**EXERCISE DESCRIPTION:** Give back the data below word for word. Any image in it should be left out.

**RECORDS SHOWN:**
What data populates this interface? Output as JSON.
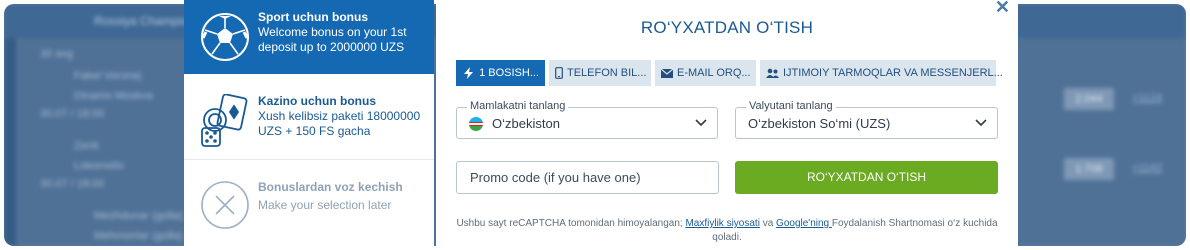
{
  "background": {
    "topbar_label": "Rossiya Championship",
    "day_label": "30 avg",
    "rows": [
      "Fakel Voronej",
      "Dinamo Moskva",
      "Zenit",
      "Lokomotiv",
      "Mezhdunar (golla)",
      "Mehmonlar (golla)"
    ],
    "times": [
      "30.07 / 18:00",
      "30.07 / 18:00"
    ],
    "odds": [
      "2.044",
      "1.708"
    ],
    "links": [
      "+1124",
      "+1142"
    ]
  },
  "bonuses": [
    {
      "title": "Sport uchun bonus",
      "text": "Welcome bonus on your 1st deposit up to 2000000 UZS",
      "icon": "soccer-ball-icon"
    },
    {
      "title": "Kazino uchun bonus",
      "text": "Xush kelibsiz paketi 18000000 UZS + 150 FS gacha",
      "icon": "casino-cards-icon"
    },
    {
      "title": "Bonuslardan voz kechish",
      "text": "Make your selection later",
      "icon": "close-circle-icon"
    }
  ],
  "modal": {
    "title": "RO‘YXATDAN O‘TISH",
    "close_icon": "close-icon",
    "tabs": [
      {
        "label": "1 BOSISH...",
        "icon": "lightning-icon"
      },
      {
        "label": "TELEFON BIL...",
        "icon": "phone-icon"
      },
      {
        "label": "E-MAIL ORQ...",
        "icon": "envelope-icon"
      },
      {
        "label": "IJTIMOIY TARMOQLAR VA MESSENJERL...",
        "icon": "users-icon"
      }
    ],
    "country": {
      "label": "Mamlakatni tanlang",
      "value": "O‘zbekiston"
    },
    "currency": {
      "label": "Valyutani tanlang",
      "value": "O‘zbekiston So‘mi (UZS)"
    },
    "promo_placeholder": "Promo code (if you have one)",
    "register_button": "RO‘YXATDAN O‘TISH",
    "note": {
      "part1": "Ushbu sayt reCAPTCHA tomonidan himoyalangan; ",
      "link1": "Maxfiylik siyosati",
      "part2": " va ",
      "link2": "Google'ning ",
      "part3": "Foydalanish Shartnomasi o‘z kuchida qoladi."
    },
    "colors": {
      "accent": "#1569b3",
      "button": "#6aab22",
      "title": "#1a5a94"
    }
  }
}
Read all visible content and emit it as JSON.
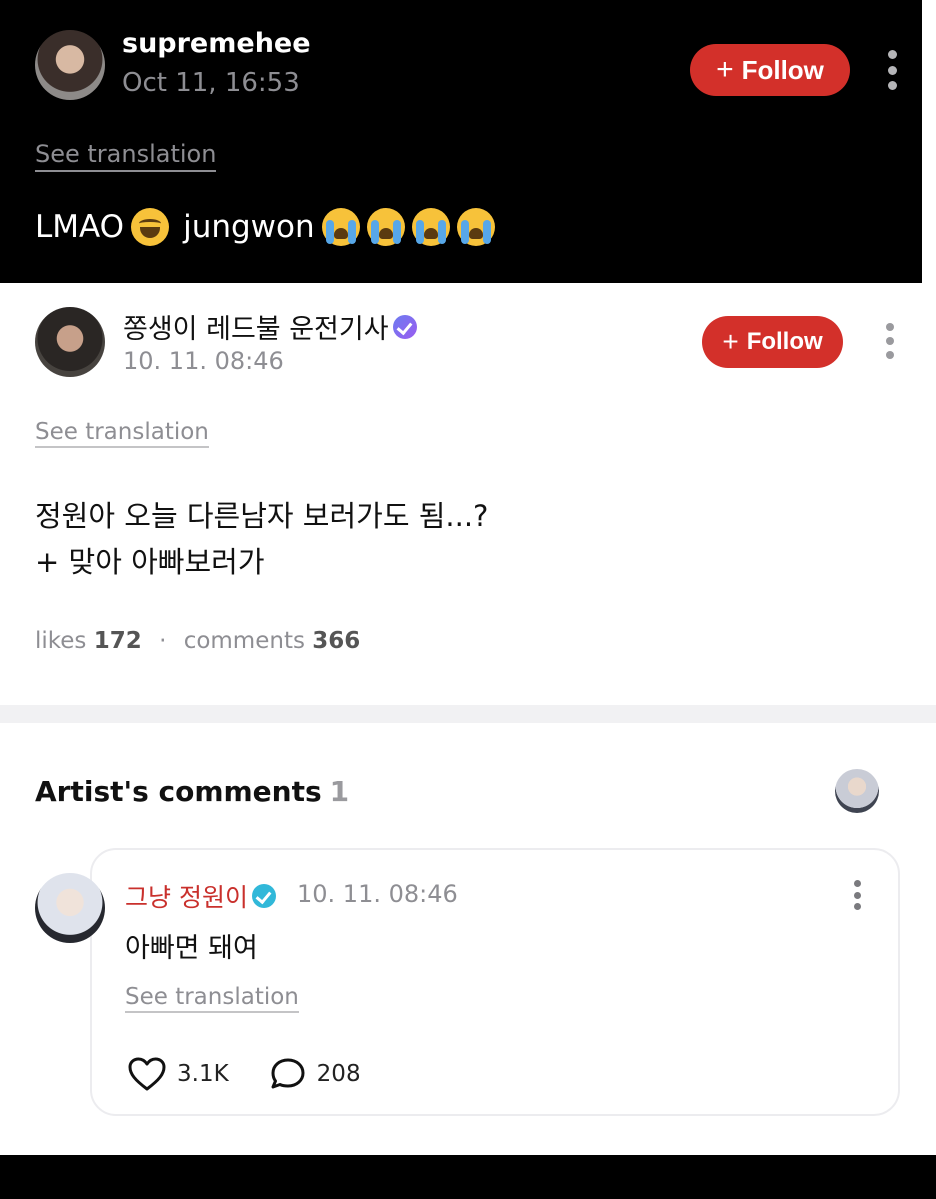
{
  "top_post": {
    "username": "supremehee",
    "date": "Oct 11, 16:53",
    "follow_label": "Follow",
    "see_translation": "See translation",
    "text_before": "LMAO",
    "text_after": "jungwon"
  },
  "main_post": {
    "username": "쫑생이 레드불 운전기사",
    "date": "10. 11. 08:46",
    "follow_label": "Follow",
    "see_translation": "See translation",
    "body_line1": "정원아 오늘 다른남자 보러가도 됨...?",
    "body_line2": "+ 맞아 아빠보러가",
    "likes_label": "likes",
    "likes_value": "172",
    "comments_label": "comments",
    "comments_value": "366",
    "separator": "·"
  },
  "artist_comments": {
    "title": "Artist's comments",
    "count": "1",
    "comment": {
      "username": "그냥 정원이",
      "date": "10. 11. 08:46",
      "body": "아빠면 돼여",
      "see_translation": "See translation",
      "likes": "3.1K",
      "replies": "208"
    }
  },
  "colors": {
    "follow_button": "#d3302a",
    "artist_name": "#c9302c",
    "verified_badge_purple": "#7b6cf0",
    "verified_badge_teal": "#31b8d9"
  },
  "icons": {
    "more": "kebab-vertical-icon",
    "plus": "plus-icon",
    "like": "heart-outline-icon",
    "reply": "speech-bubble-icon",
    "verified": "verified-check-icon"
  }
}
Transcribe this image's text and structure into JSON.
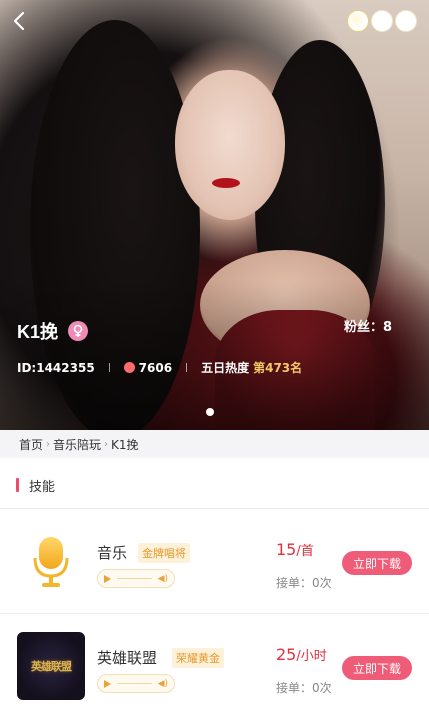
{
  "profile": {
    "name": "K1挽",
    "fans": "粉丝：8",
    "id": "ID:1442355",
    "heat": "7606",
    "five_day_heat_label": "五日热度",
    "rank": "第473名"
  },
  "breadcrumb": {
    "home": "首页",
    "category": "音乐陪玩",
    "current": "K1挽",
    "separator": "›"
  },
  "skills": {
    "header": "技能",
    "items": [
      {
        "name": "音乐",
        "badge": "金牌唱将",
        "price": "15",
        "unit": "/首",
        "orders": "接单：0次",
        "button": "立即下载",
        "icon": "microphone-icon"
      },
      {
        "name": "英雄联盟",
        "badge": "荣耀黄金",
        "price": "25",
        "unit": "/小时",
        "orders": "接单：0次",
        "button": "立即下载",
        "icon": "league-of-legends-logo",
        "logo_text": "英雄联盟"
      }
    ]
  },
  "colors": {
    "accent": "#ef5c78",
    "price": "#e0303c",
    "badge": "#e59a2c",
    "rank": "#f5c766"
  }
}
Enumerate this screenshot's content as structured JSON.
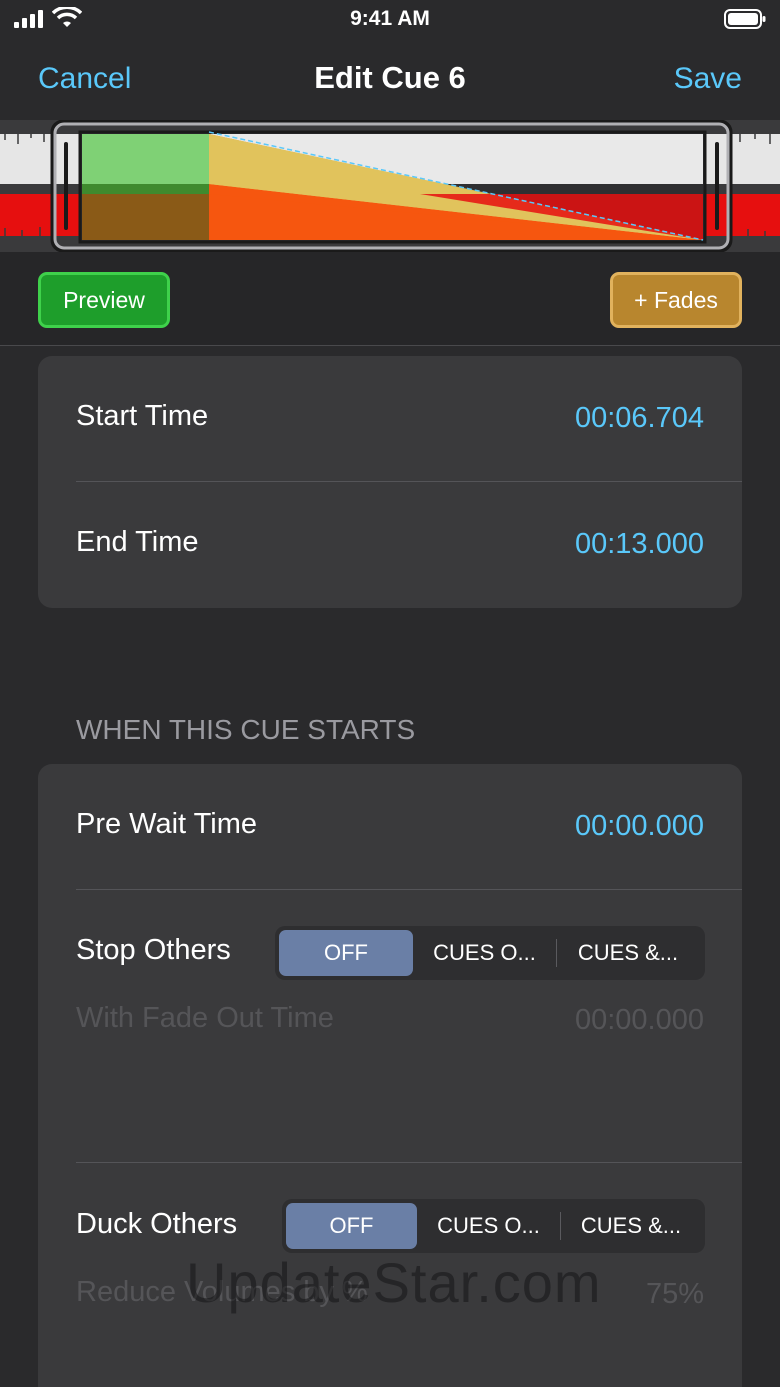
{
  "status_bar": {
    "time": "9:41 AM"
  },
  "nav": {
    "cancel": "Cancel",
    "title": "Edit Cue 6",
    "save": "Save"
  },
  "toolbar": {
    "preview": "Preview",
    "fades": "+ Fades"
  },
  "timing": {
    "start_label": "Start Time",
    "start_value": "00:06.704",
    "end_label": "End Time",
    "end_value": "00:13.000"
  },
  "section": {
    "header": "WHEN THIS CUE STARTS"
  },
  "cue_start": {
    "pre_wait_label": "Pre Wait Time",
    "pre_wait_value": "00:00.000",
    "stop_others_label": "Stop Others",
    "stop_others_options": [
      "OFF",
      "CUES O...",
      "CUES &..."
    ],
    "stop_others_selected": "OFF",
    "fade_out_label": "With Fade Out Time",
    "fade_out_value": "00:00.000",
    "duck_others_label": "Duck Others",
    "duck_others_options": [
      "OFF",
      "CUES O...",
      "CUES &..."
    ],
    "duck_others_selected": "OFF",
    "reduce_label": "Reduce Volumes by %",
    "reduce_value": "75%"
  },
  "watermark": "UpdateStar.com",
  "colors": {
    "accent": "#5ac8fa",
    "preview": "#1e9e2b",
    "fades": "#b8862e",
    "segment_active": "#6a7fa6"
  }
}
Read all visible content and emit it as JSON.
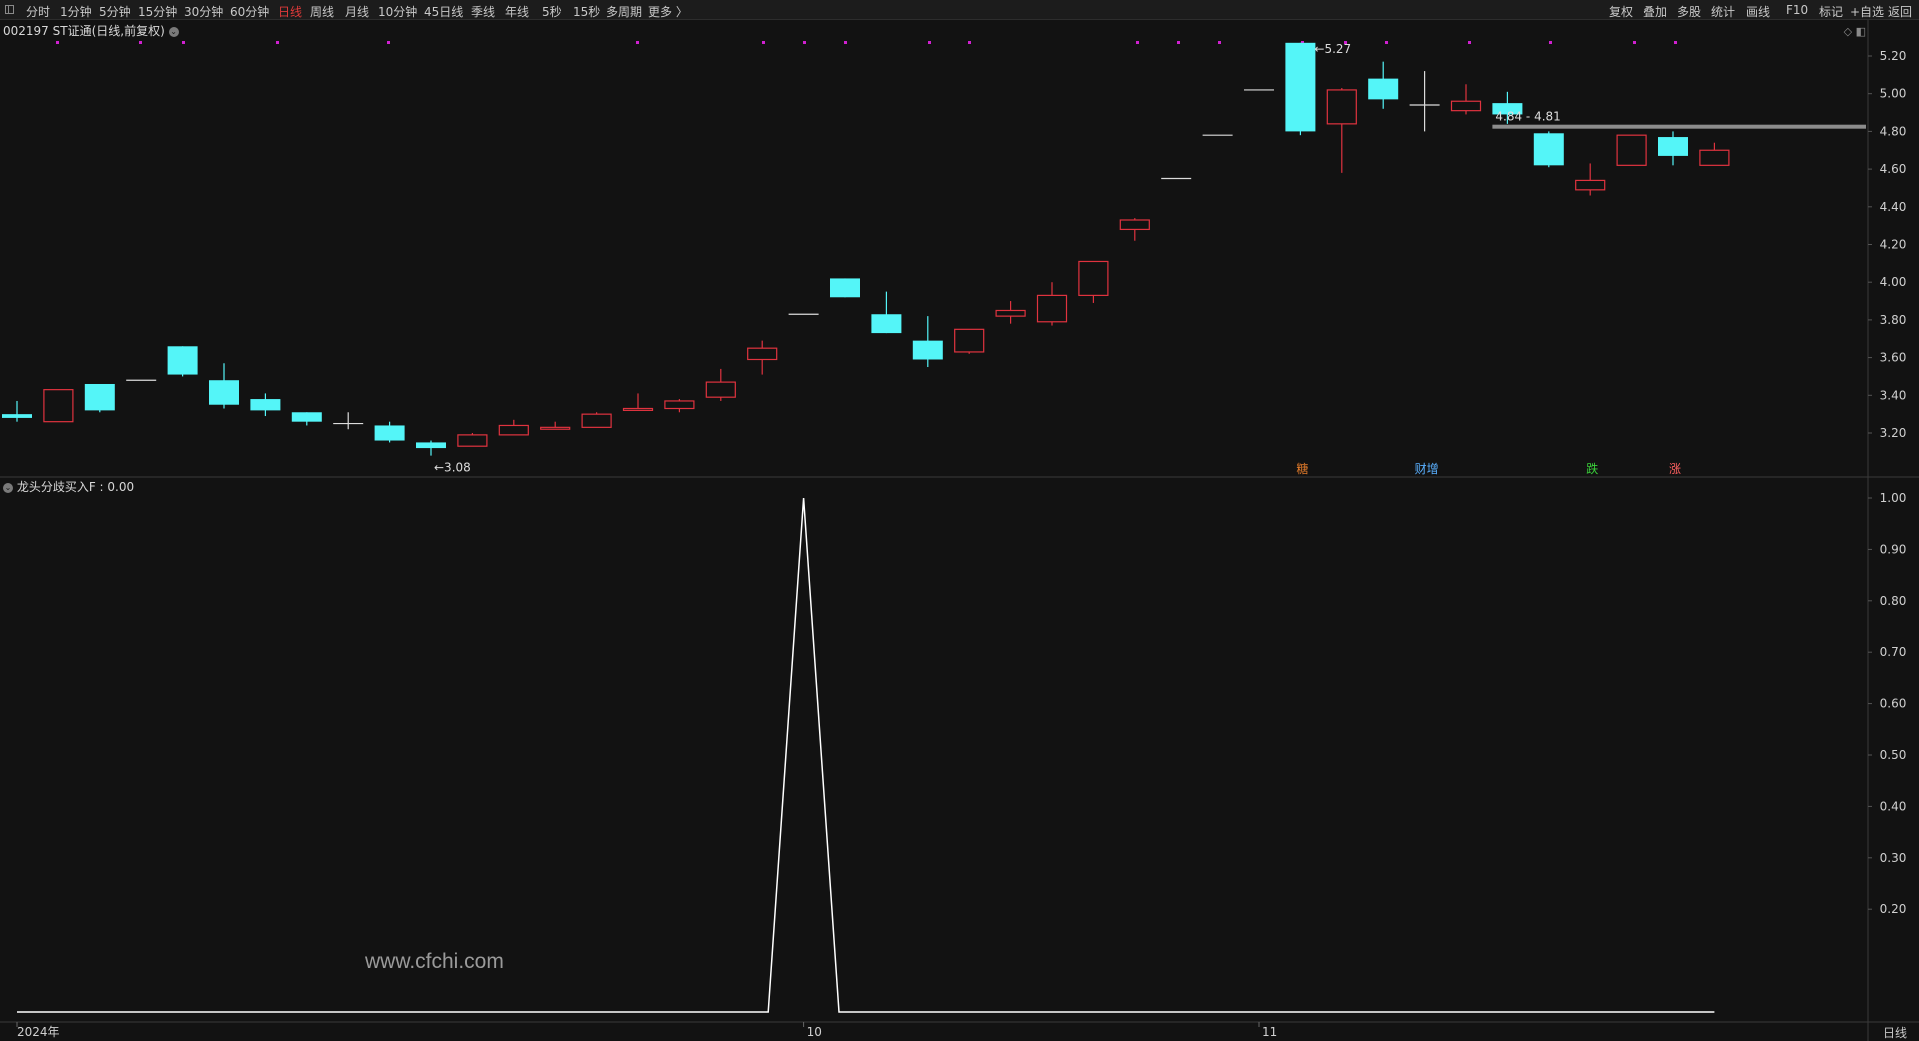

**TASK SOLUTION:**
What data populates this interface? Output as JSON.
{
  "background": {
    "topbar_label": "Rossiya Championship",
    "day_label": "30 avg",
    "rows": [
      "Fakel Voronej",
      "Dinamo Moskva",
      "Zenit",
      "Lokomotiv",
      "Mezhdunar (golla)",
      "Mehmonlar (golla)"
    ],
    "times": [
      "30.07 / 18:00",
      "30.07 / 18:00"
    ],
    "odds": [
      "2.044",
      "1.708"
    ],
    "links": [
      "+1124",
      "+1142"
    ]
  },
  "bonuses": [
    {
      "title": "Sport uchun bonus",
      "text": "Welcome bonus on your 1st deposit up to 2000000 UZS",
      "icon": "soccer-ball-icon"
    },
    {
      "title": "Kazino uchun bonus",
      "text": "Xush kelibsiz paketi 18000000 UZS + 150 FS gacha",
      "icon": "casino-cards-icon"
    },
    {
      "title": "Bonuslardan voz kechish",
      "text": "Make your selection later",
      "icon": "close-circle-icon"
    }
  ],
  "modal": {
    "title": "RO‘YXATDAN O‘TISH",
    "close_icon": "close-icon",
    "tabs": [
      {
        "label": "1 BOSISH...",
        "icon": "lightning-icon"
      },
      {
        "label": "TELEFON BIL...",
        "icon": "phone-icon"
      },
      {
        "label": "E-MAIL ORQ...",
        "icon": "envelope-icon"
      },
      {
        "label": "IJTIMOIY TARMOQLAR VA MESSENJERL...",
        "icon": "users-icon"
      }
    ],
    "country": {
      "label": "Mamlakatni tanlang",
      "value": "O‘zbekiston"
    },
    "currency": {
      "label": "Valyutani tanlang",
      "value": "O‘zbekiston So‘mi (UZS)"
    },
    "promo_placeholder": "Promo code (if you have one)",
    "register_button": "RO‘YXATDAN O‘TISH",
    "note": {
      "part1": "Ushbu sayt reCAPTCHA tomonidan himoyalangan; ",
      "link1": "Maxfiylik siyosati",
      "part2": " va ",
      "link2": "Google'ning ",
      "part3": "Foydalanish Shartnomasi o‘z kuchida qoladi."
    },
    "colors": {
      "accent": "#1569b3",
      "button": "#6aab22",
      "title": "#1a5a94"
    }
  }
}
Read all visible content and emit it as JSON.
{
  "top_post": {
    "username": "supremehee",
    "date": "Oct 11, 16:53",
    "follow_label": "Follow",
    "see_translation": "See translation",
    "text_before": "LMAO",
    "text_after": "jungwon"
  },
  "main_post": {
    "username": "쫑생이 레드불 운전기사",
    "date": "10. 11. 08:46",
    "follow_label": "Follow",
    "see_translation": "See translation",
    "body_line1": "정원아 오늘 다른남자 보러가도 됨...?",
    "body_line2": "+ 맞아 아빠보러가",
    "likes_label": "likes",
    "likes_value": "172",
    "comments_label": "comments",
    "comments_value": "366",
    "separator": "·"
  },
  "artist_comments": {
    "title": "Artist's comments",
    "count": "1",
    "comment": {
      "username": "그냥 정원이",
      "date": "10. 11. 08:46",
      "body": "아빠면 돼여",
      "see_translation": "See translation",
      "likes": "3.1K",
      "replies": "208"
    }
  },
  "colors": {
    "follow_button": "#d3302a",
    "artist_name": "#c9302c",
    "verified_badge_purple": "#7b6cf0",
    "verified_badge_teal": "#31b8d9"
  },
  "icons": {
    "more": "kebab-vertical-icon",
    "plus": "plus-icon",
    "like": "heart-outline-icon",
    "reply": "speech-bubble-icon",
    "verified": "verified-check-icon"
  }
}
Transcribe this image's text and structure into JSON.
{
  "profile": {
    "name": "K1挽",
    "fans": "粉丝：8",
    "id": "ID:1442355",
    "heat": "7606",
    "five_day_heat_label": "五日热度",
    "rank": "第473名"
  },
  "breadcrumb": {
    "home": "首页",
    "category": "音乐陪玩",
    "current": "K1挽",
    "separator": "›"
  },
  "skills": {
    "header": "技能",
    "items": [
      {
        "name": "音乐",
        "badge": "金牌唱将",
        "price": "15",
        "unit": "/首",
        "orders": "接单：0次",
        "button": "立即下载",
        "icon": "microphone-icon"
      },
      {
        "name": "英雄联盟",
        "badge": "荣耀黄金",
        "price": "25",
        "unit": "/小时",
        "orders": "接单：0次",
        "button": "立即下载",
        "icon": "league-of-legends-logo",
        "logo_text": "英雄联盟"
      }
    ]
  },
  "colors": {
    "accent": "#ef5c78",
    "price": "#e0303c",
    "badge": "#e59a2c",
    "rank": "#f5c766"
  }
}
Enumerate this screenshot's content as structured JSON.
{
  "status_bar": {
    "time": "9:41 AM"
  },
  "nav": {
    "cancel": "Cancel",
    "title": "Edit Cue 6",
    "save": "Save"
  },
  "toolbar": {
    "preview": "Preview",
    "fades": "+ Fades"
  },
  "timing": {
    "start_label": "Start Time",
    "start_value": "00:06.704",
    "end_label": "End Time",
    "end_value": "00:13.000"
  },
  "section": {
    "header": "WHEN THIS CUE STARTS"
  },
  "cue_start": {
    "pre_wait_label": "Pre Wait Time",
    "pre_wait_value": "00:00.000",
    "stop_others_label": "Stop Others",
    "stop_others_options": [
      "OFF",
      "CUES O...",
      "CUES &..."
    ],
    "stop_others_selected": "OFF",
    "fade_out_label": "With Fade Out Time",
    "fade_out_value": "00:00.000",
    "duck_others_label": "Duck Others",
    "duck_others_options": [
      "OFF",
      "CUES O...",
      "CUES &..."
    ],
    "duck_others_selected": "OFF",
    "reduce_label": "Reduce Volumes by %",
    "reduce_value": "75%"
  },
  "watermark": "UpdateStar.com",
  "colors": {
    "accent": "#5ac8fa",
    "preview": "#1e9e2b",
    "fades": "#b8862e",
    "segment_active": "#6a7fa6"
  }
}
Read all visible content and emit it as JSON.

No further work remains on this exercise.